Since tasting this, yesterday afternoon, I can't stop thinking about the beauty of this wine. I've tasted far lesser wines that were far more expensive from Bordeaux. This has the right aromas that invite you in for the sip. The fruit is dark, intense, and is mouth-filling, with a silky texture. There's just enough toast going on to balance things out, but not enough to knock things out of whack. This is delicious and rich, without being over-the-top. We don't have a lot so be sure to jump on this top tier, very age-able, wine before it's gone!

Additional Information:


Cabernet Sauvignon and Blends

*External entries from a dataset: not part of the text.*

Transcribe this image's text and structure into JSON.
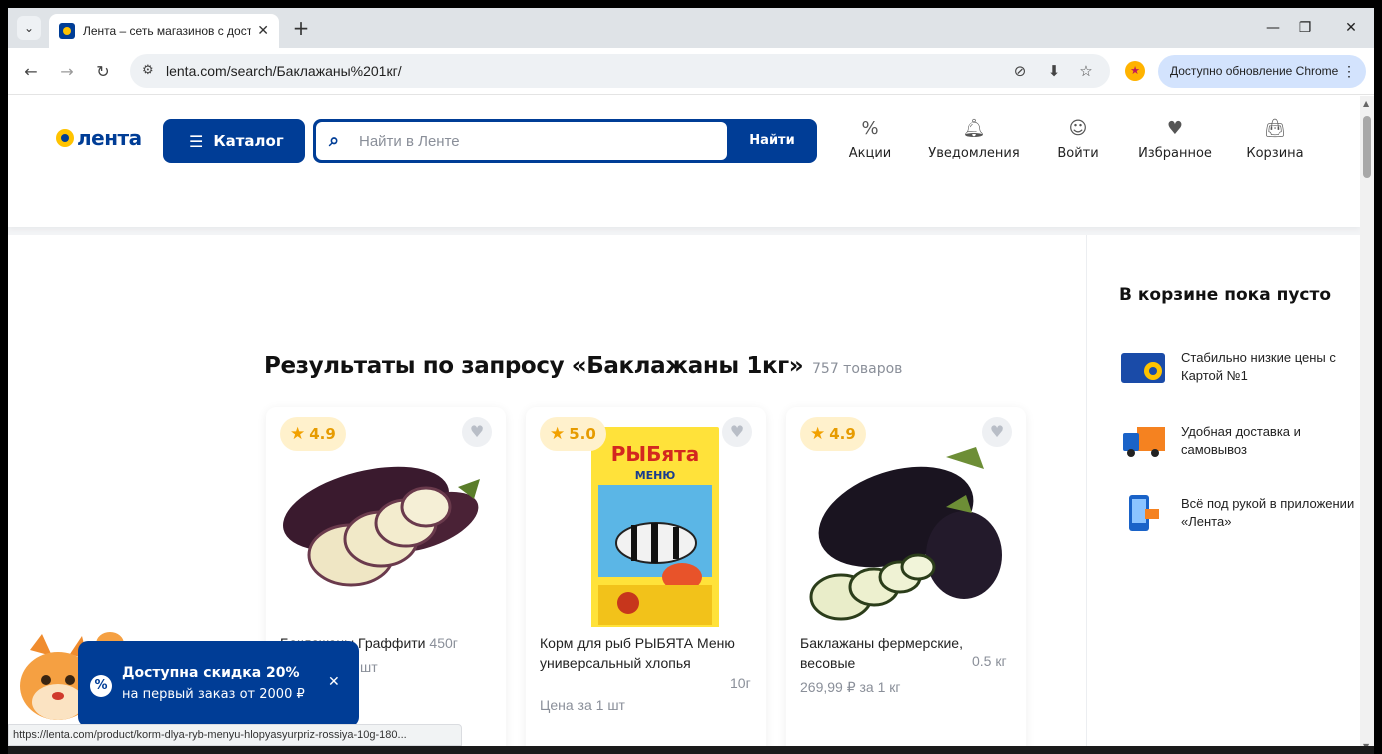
{
  "browser": {
    "tab_title": "Лента – сеть магазинов с доставкой",
    "url": "lenta.com/search/Баклажаны%201кг/",
    "update_label": "Доступно обновление Chrome",
    "status_url": "https://lenta.com/product/korm-dlya-ryb-menyu-hlopyasyurpriz-rossiya-10g-180..."
  },
  "header": {
    "logo_text": "лента",
    "catalog_label": "Каталог",
    "search_placeholder": "Найти в Ленте",
    "search_button": "Найти",
    "nav": [
      {
        "label": "Акции",
        "icon": "percent-icon"
      },
      {
        "label": "Уведомления",
        "icon": "bell-icon"
      },
      {
        "label": "Войти",
        "icon": "user-icon"
      },
      {
        "label": "Избранное",
        "icon": "heart-icon"
      },
      {
        "label": "Корзина",
        "icon": "cart-icon"
      }
    ]
  },
  "results": {
    "title": "Результаты по запросу «Баклажаны 1кг»",
    "count": "757 товаров"
  },
  "products": [
    {
      "rating": "4.9",
      "name": "Баклажаны Граффити",
      "weight": "450г",
      "price": "шт"
    },
    {
      "rating": "5.0",
      "name": "Корм для рыб РЫБЯТА Меню универсальный хлопья",
      "weight": "10г",
      "price": "Цена за 1 шт",
      "package_brand": "РЫБята",
      "package_subtitle": "МЕНЮ"
    },
    {
      "rating": "4.9",
      "name": "Баклажаны фермерские, весовые",
      "weight": "0.5 кг",
      "price": "269,99 ₽ за 1 кг"
    }
  ],
  "sidebar": {
    "cart_empty": "В корзине пока пусто",
    "perks": [
      {
        "text": "Стабильно низкие цены с Картой №1",
        "icon": "card-icon"
      },
      {
        "text": "Удобная доставка и самовывоз",
        "icon": "truck-icon"
      },
      {
        "text": "Всё под рукой в приложении «Лента»",
        "icon": "phone-icon"
      }
    ]
  },
  "promo": {
    "heading": "Доступна скидка 20%",
    "sub": "на первый заказ от 2000 ₽"
  },
  "colors": {
    "brand": "#003d96",
    "accent": "#ffc300"
  }
}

- Cabernet Sauvignon has come a long way from its role as a blending varietal, however dominant, in the wines of Bordeaux. Today it is the most planted red varietal in the world. Identified as a descendent of Cabernet Franc and Sauvignon Blanc, the late-ripening Cabernet Sauvignon needs to be planted in warmer climates to fully ripen. Its small berries can easily be identified for their distinctive blue color, thick skins and high tannins. And while the varietal has its own definitive characteristics: green pepper-like aromas and black currant flavors among them, it is perhaps most prized for its ability to convey terroir, vintage and winemaking. A relatively new varietal, Cabernet Sauvignon started making inroads into the wines of the Médoc and Graves in the late-18th century. Today it is also dominant in the up-and-coming Entre-Deux-Mers region of Bordeaux and can also be found in Southwest France. It is the companion varietal to Sangiovese in Italy's Super Tuscans and is planted all over Europe, stretching to lesser-known winegrowing regions like Russia and Lebanon. In the Americas Cabernet Sauvignon has found champions in every nook and cranny of California and among winemakers in Washington, where it complements plantings of Merlot. In South America, Cab thrives in Chile, but can also be found in smaller amounts in Argentina and even in Mexico.


- While it is true that the greatest strides in Australian winemaking have come in the last 30 years or so, commercial viticulture began as early as the 1820s and has developed uninterrupted ever since. The majority of the great wine regions are in the southeastern area of the continent, including Barossa Valley, Clare Valley, McLaren Vale, and Coonawarra in South Australia; Yarra Yarra Valley and Pyrenees in Victoria; and the Upper and Lower Hunter Valleys in New South Wales. Many of the wines from Southeastern Australia are based on Shiraz or Cabernet Sauvignon and various blends including Grenache and Mourvedre. In Western Australia, along the Margaret River, great strides are being made with Pinot Noir as well as Bordeaux-styled reds. There are also many world-class releases of Chardonnay and Sauvignon Blanc from the land Down Under, where Riesling also enjoys international acclaim. While many equate Aussie wines with “value,” there are more than a few extremely rare and pricey options, which never fail to earn the highest ratings from wine publications and critics throughout the world. View a list of bestselling items from Australia.

Western Australia

Specific Appellation:

Margaret River